Aggressive brain cancers are among the most devastating of malignancies diagnosed today. Basic science researchers have shown that during the complex process of brain cancer development, there are many steps. These include the potential activation of mobile DNA sequences in our cells, though no one has had a means of studying these DNAs previously. Appropriate DNA function is at the heart of how a cell works and alterations in DNA (mutations) accompany cancer development. We propose that mobile DNA sequences known as transposons are activated in brain cancer and then in turn mutate other DNA sequences. In this way, mobile DNAs may contribute to the beginning of brain cancer development or the continued growth of disease after effective early therapy. We have developed a new technology (transposon insertion site profiling by deep sequencing or TIP-seq) that allows us to locate the most active mobile DNAs in human cells. We propose to apply TIP-seq to profile mobile DNAs genome-wide in 100 different pathologic samples from glioblastoma multiforme tumors. This should demonstrate whether mobile DNAs are unstable in human brain cancers and if they cause mutations that promote cancer biology. The project would be among the very first to address roles of mobile DNAs in human cancers, and will potentially open our eyes to mechanisms at work in many cancer types.

Public Health Relevance
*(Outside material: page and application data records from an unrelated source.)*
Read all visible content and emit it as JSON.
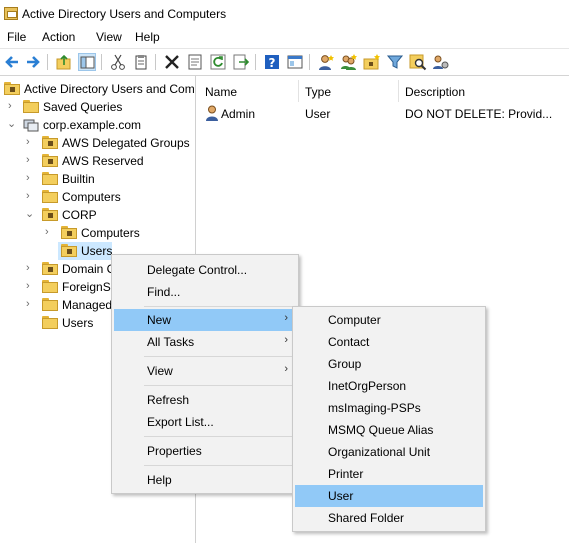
{
  "window": {
    "title": "Active Directory Users and Computers"
  },
  "menubar": {
    "items": [
      "File",
      "Action",
      "View",
      "Help"
    ]
  },
  "toolbar": {
    "buttons": [
      "back-icon",
      "forward-icon",
      "up-folder-icon",
      "show-hide-tree-icon",
      "cut-icon",
      "copy-icon",
      "delete-icon",
      "properties-icon",
      "refresh-icon",
      "export-icon",
      "help-icon",
      "console-icon",
      "new-user-icon",
      "new-group-icon",
      "new-ou-icon",
      "filter-icon",
      "find-icon",
      "delegate-icon"
    ]
  },
  "tree": {
    "root": "Active Directory Users and Com",
    "items": [
      {
        "label": "Saved Queries"
      },
      {
        "label": "corp.example.com"
      },
      {
        "label": "AWS Delegated Groups"
      },
      {
        "label": "AWS Reserved"
      },
      {
        "label": "Builtin"
      },
      {
        "label": "Computers"
      },
      {
        "label": "CORP"
      },
      {
        "label": "Computers"
      },
      {
        "label": "Users"
      },
      {
        "label": "Domain C"
      },
      {
        "label": "ForeignSe"
      },
      {
        "label": "Managed"
      },
      {
        "label": "Users"
      }
    ]
  },
  "list": {
    "columns": [
      "Name",
      "Type",
      "Description"
    ],
    "rows": [
      {
        "name": "Admin",
        "type": "User",
        "description": "DO NOT DELETE:  Provid..."
      }
    ]
  },
  "context_menu": {
    "items": [
      "Delegate Control...",
      "Find...",
      "New",
      "All Tasks",
      "View",
      "Refresh",
      "Export List...",
      "Properties",
      "Help"
    ]
  },
  "submenu_new": {
    "items": [
      "Computer",
      "Contact",
      "Group",
      "InetOrgPerson",
      "msImaging-PSPs",
      "MSMQ Queue Alias",
      "Organizational Unit",
      "Printer",
      "User",
      "Shared Folder"
    ],
    "highlighted": "User"
  },
  "colors": {
    "highlight": "#91c9f7",
    "tree_selected": "#cce8ff"
  }
}
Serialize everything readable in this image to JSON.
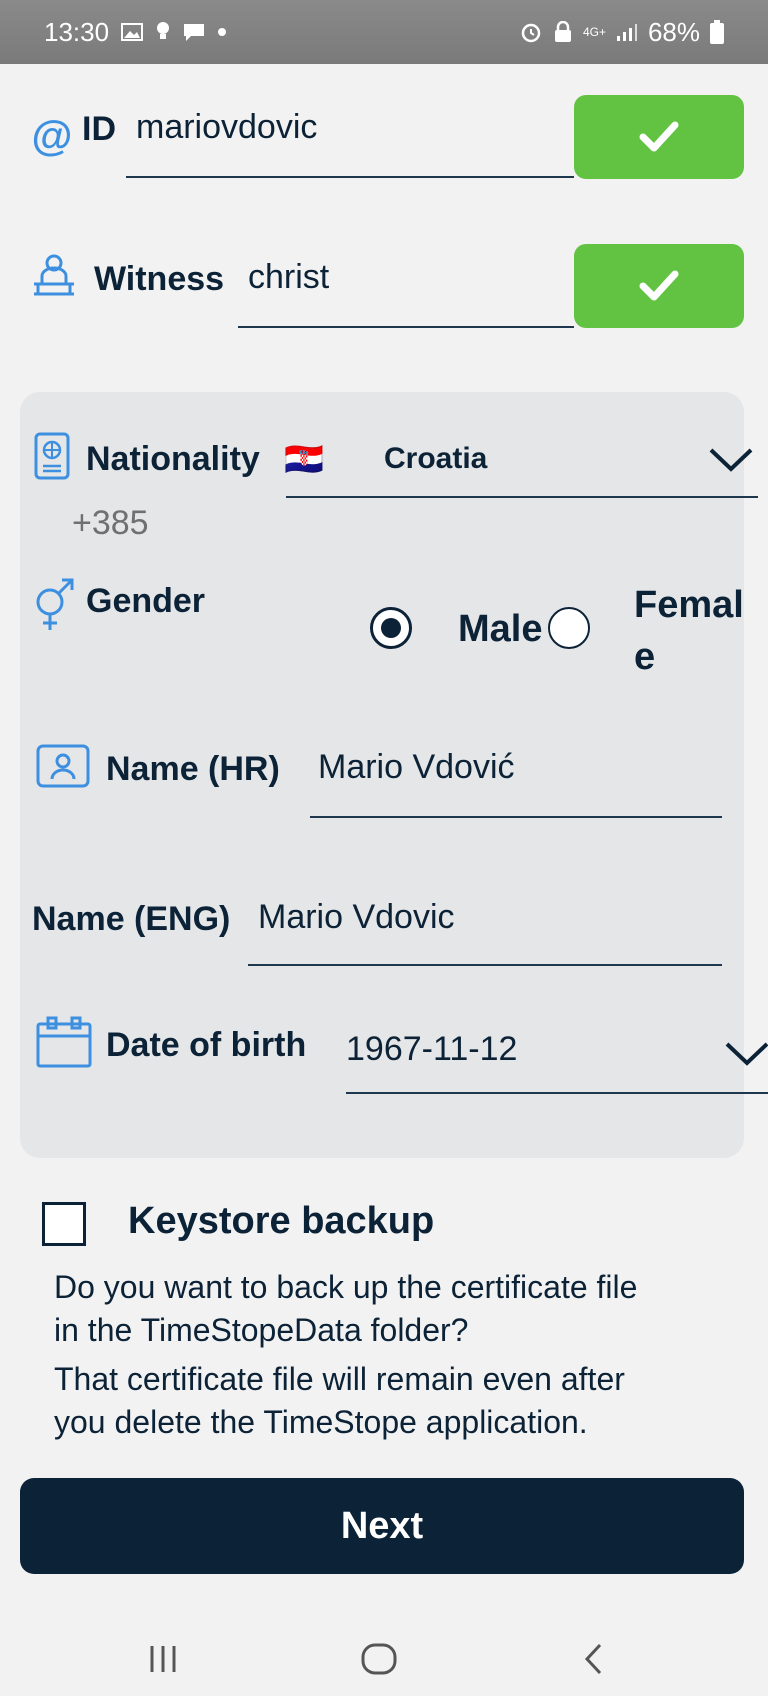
{
  "status_bar": {
    "time": "13:30",
    "battery": "68%",
    "network": "4G+"
  },
  "form": {
    "id_label": "ID",
    "id_value": "mariovdovic",
    "witness_label": "Witness",
    "witness_value": "christ",
    "nationality_label": "Nationality",
    "nationality_flag": "🇭🇷",
    "nationality_value": "Croatia",
    "phone_code": "+385",
    "gender_label": "Gender",
    "gender_male": "Male",
    "gender_female_line1": "Femal",
    "gender_female_line2": "e",
    "gender_selected": "male",
    "name_hr_label": "Name (HR)",
    "name_hr_value": "Mario Vdović",
    "name_eng_label": "Name (ENG)",
    "name_eng_value": "Mario Vdovic",
    "dob_label": "Date of birth",
    "dob_value": "1967-11-12"
  },
  "backup": {
    "title": "Keystore backup",
    "checked": false,
    "desc_line1": "Do you want to back up the certificate file",
    "desc_line2": "in the TimeStopeData folder?",
    "desc_line3": "That certificate file will remain even after",
    "desc_line4": "you delete the TimeStope application."
  },
  "next_button": "Next",
  "colors": {
    "accent_blue": "#3d8fe0",
    "check_green": "#62c343",
    "navy": "#0c2236",
    "card_bg": "#e5e6e8"
  },
  "icons": {
    "id": "at-sign-icon",
    "witness": "witness-person-icon",
    "nationality": "passport-icon",
    "gender": "gender-male-female-icon",
    "name": "user-id-card-icon",
    "dob": "calendar-icon"
  }
}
Much of our DNA is derived from self-propagating sequences termed transposons or mobile DNAs. Technical impediments have severely curtailed our ability to study these sequences in human cancers; though my laboratory has made an advance that now opens this possibility. Focusing on brain cancers; the proposed effort should add a new dimension to our view of human cancer genetics; ultimately impacting how we understand and treat these diseases.

Agency
National Institute of Health (NIH)
Institute
National Cancer Institute (NCI)
Type
Research Project (R01)
Project #
7R01CA161210-04
Application #
8831175
Study Section
Special Emphasis Panel (ZCA1-SRLB-2 (M1))
Program Officer
Mietz, Judy
Project Start
2011-09-16
Project End
2015-07-31
Budget Start
2014-01-01
Budget End
2014-07-31
Support Year
Fiscal Year
2014
Total Cost
$92,000
Indirect Cost
$35,200
Name
New York University
Department
Biochemistry
Type
Schools of Medicine
DUNS #
121911077
City
New York
State
NY
Country
United States
Zip Code
10016
Rodi?, Nemanja; Sharma, Reema; Sharma, Rajni et al. (2014) Long interspersed element-1 protein expression is a hallmark of many human cancers. Am J Pathol 184:1280-6